▶ _EXERCISE DIRECTIONS_: Check each line of the data for "screenshot", and copy the ones that have it.

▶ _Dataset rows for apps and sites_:

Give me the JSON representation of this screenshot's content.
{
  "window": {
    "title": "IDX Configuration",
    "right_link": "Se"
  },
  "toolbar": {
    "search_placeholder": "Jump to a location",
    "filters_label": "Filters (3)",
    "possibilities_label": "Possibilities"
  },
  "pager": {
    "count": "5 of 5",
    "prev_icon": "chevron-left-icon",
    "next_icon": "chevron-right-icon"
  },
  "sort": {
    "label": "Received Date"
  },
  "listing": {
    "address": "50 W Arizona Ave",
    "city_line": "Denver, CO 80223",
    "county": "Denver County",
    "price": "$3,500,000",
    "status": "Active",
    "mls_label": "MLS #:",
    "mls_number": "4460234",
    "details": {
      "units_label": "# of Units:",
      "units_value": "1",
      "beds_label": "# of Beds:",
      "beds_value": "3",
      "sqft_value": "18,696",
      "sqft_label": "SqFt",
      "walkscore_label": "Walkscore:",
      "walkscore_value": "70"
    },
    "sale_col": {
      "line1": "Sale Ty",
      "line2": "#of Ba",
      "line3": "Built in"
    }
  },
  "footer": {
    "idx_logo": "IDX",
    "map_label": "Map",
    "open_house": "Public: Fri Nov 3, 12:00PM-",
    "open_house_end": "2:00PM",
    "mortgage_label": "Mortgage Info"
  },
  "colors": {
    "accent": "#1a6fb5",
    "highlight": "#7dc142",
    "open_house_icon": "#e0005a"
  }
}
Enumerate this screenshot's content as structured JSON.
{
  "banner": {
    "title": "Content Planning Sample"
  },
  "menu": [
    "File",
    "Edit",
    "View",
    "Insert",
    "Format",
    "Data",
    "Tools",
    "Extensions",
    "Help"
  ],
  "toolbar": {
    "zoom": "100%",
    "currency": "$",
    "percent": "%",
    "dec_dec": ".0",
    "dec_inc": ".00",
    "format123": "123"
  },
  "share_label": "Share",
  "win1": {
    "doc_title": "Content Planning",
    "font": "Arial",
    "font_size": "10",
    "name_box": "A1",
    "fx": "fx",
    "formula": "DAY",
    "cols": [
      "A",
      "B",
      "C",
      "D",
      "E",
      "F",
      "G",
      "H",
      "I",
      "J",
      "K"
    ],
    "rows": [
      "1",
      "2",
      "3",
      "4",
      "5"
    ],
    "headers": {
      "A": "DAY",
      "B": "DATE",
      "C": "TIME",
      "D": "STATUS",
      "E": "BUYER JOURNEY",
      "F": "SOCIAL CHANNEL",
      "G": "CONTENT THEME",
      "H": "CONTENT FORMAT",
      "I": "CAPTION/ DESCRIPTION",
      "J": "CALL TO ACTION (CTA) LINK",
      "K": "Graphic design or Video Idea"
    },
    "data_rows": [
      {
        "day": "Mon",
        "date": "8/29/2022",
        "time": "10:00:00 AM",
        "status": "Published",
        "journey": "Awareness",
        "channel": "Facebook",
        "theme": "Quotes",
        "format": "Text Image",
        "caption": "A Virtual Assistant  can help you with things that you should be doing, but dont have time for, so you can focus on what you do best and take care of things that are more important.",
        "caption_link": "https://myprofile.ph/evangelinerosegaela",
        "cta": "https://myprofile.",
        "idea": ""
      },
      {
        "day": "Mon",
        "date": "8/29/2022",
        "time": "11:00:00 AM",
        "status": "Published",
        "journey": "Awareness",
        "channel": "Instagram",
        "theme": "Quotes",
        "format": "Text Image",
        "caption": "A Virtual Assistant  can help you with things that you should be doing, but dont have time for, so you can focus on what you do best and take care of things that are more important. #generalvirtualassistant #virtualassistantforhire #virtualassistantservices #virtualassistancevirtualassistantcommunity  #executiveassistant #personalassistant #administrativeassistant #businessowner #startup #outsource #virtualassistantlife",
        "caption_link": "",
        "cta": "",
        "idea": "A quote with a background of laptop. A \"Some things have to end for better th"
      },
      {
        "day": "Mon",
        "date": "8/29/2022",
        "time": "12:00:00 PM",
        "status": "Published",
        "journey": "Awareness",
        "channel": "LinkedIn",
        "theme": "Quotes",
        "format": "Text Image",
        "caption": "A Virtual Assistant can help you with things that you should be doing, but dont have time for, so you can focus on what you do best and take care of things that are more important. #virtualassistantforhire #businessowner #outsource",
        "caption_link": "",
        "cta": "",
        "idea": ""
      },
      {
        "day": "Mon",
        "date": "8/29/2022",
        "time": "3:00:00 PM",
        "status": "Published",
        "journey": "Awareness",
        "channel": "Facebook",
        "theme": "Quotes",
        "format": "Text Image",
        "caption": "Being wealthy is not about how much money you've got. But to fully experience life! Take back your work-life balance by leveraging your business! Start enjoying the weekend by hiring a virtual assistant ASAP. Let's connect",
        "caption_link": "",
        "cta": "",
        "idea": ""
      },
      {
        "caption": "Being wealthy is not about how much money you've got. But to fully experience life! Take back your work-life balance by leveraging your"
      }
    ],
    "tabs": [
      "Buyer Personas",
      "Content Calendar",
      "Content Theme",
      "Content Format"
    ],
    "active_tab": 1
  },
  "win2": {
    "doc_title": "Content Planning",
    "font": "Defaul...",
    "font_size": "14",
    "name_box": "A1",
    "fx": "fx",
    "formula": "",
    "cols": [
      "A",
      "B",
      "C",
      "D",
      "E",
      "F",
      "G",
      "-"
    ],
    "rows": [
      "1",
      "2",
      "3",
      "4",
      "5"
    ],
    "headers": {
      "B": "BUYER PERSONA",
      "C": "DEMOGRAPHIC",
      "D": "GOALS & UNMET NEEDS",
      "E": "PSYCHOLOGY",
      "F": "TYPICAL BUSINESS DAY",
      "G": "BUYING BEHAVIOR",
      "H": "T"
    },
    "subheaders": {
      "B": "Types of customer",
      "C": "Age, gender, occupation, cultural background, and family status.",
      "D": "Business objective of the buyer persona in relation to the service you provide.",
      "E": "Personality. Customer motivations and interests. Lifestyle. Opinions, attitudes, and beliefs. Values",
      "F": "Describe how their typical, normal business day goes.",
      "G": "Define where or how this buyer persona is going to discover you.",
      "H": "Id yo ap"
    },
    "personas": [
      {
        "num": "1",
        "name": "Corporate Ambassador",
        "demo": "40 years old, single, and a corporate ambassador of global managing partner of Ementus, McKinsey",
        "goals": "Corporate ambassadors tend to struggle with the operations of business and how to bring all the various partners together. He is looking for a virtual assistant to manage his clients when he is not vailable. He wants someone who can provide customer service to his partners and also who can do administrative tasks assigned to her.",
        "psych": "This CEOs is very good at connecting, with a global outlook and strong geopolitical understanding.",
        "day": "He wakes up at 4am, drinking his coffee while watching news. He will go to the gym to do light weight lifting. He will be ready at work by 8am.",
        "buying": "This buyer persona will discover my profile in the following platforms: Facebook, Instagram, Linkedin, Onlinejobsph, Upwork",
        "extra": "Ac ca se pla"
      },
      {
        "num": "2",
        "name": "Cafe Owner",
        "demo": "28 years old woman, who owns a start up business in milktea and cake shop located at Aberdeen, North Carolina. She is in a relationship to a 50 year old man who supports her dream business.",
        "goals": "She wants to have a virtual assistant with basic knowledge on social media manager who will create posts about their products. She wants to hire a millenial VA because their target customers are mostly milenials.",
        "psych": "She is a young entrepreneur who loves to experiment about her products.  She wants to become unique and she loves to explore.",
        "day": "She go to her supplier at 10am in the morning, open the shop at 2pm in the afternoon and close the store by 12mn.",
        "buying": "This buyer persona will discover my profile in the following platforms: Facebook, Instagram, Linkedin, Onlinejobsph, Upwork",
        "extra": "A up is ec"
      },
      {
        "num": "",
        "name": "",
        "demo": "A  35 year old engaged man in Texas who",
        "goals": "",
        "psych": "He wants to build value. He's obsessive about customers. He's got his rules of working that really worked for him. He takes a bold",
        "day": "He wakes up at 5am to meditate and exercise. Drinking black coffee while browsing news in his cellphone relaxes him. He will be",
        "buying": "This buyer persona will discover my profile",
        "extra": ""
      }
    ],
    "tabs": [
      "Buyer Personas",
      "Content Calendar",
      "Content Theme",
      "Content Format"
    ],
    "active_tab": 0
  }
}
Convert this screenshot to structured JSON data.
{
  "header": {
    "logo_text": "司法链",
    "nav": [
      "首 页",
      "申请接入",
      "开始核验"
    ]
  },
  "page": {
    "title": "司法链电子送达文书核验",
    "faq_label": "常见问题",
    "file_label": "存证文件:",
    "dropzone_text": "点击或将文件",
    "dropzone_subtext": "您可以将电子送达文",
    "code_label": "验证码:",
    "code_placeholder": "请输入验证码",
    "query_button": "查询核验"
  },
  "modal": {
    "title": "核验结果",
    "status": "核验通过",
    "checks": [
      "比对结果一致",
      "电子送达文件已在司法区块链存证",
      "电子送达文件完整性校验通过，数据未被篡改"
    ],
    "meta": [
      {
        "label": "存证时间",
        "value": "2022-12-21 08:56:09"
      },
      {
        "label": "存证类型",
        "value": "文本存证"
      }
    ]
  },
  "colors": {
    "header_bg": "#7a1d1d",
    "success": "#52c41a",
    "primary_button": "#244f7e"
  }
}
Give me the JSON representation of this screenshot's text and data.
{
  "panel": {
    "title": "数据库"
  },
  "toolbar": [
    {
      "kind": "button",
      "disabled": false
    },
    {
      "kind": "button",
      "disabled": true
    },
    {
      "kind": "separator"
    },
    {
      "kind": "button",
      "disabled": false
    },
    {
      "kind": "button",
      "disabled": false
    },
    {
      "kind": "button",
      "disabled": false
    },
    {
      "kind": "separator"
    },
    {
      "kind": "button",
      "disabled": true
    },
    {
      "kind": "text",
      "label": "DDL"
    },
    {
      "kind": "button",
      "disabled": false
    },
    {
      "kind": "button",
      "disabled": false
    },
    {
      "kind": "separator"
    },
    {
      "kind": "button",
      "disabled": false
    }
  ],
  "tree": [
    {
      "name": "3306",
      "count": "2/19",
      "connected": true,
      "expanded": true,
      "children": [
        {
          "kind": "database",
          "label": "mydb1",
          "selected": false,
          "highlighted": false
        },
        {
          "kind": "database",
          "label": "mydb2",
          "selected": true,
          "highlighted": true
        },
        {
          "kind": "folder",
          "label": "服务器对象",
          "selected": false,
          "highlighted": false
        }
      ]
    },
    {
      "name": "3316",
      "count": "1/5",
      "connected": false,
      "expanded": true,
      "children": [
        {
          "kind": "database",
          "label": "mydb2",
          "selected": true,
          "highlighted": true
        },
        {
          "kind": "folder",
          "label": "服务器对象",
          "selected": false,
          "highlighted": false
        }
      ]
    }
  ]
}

▶ _PROBLEM SOLUTION_:
Give me the JSON representation of this screenshot's content.
Enumerate this screenshot's content as structured JSON.
Convert this screenshot to structured JSON data.
Give me the JSON representation of this screenshot's text and data.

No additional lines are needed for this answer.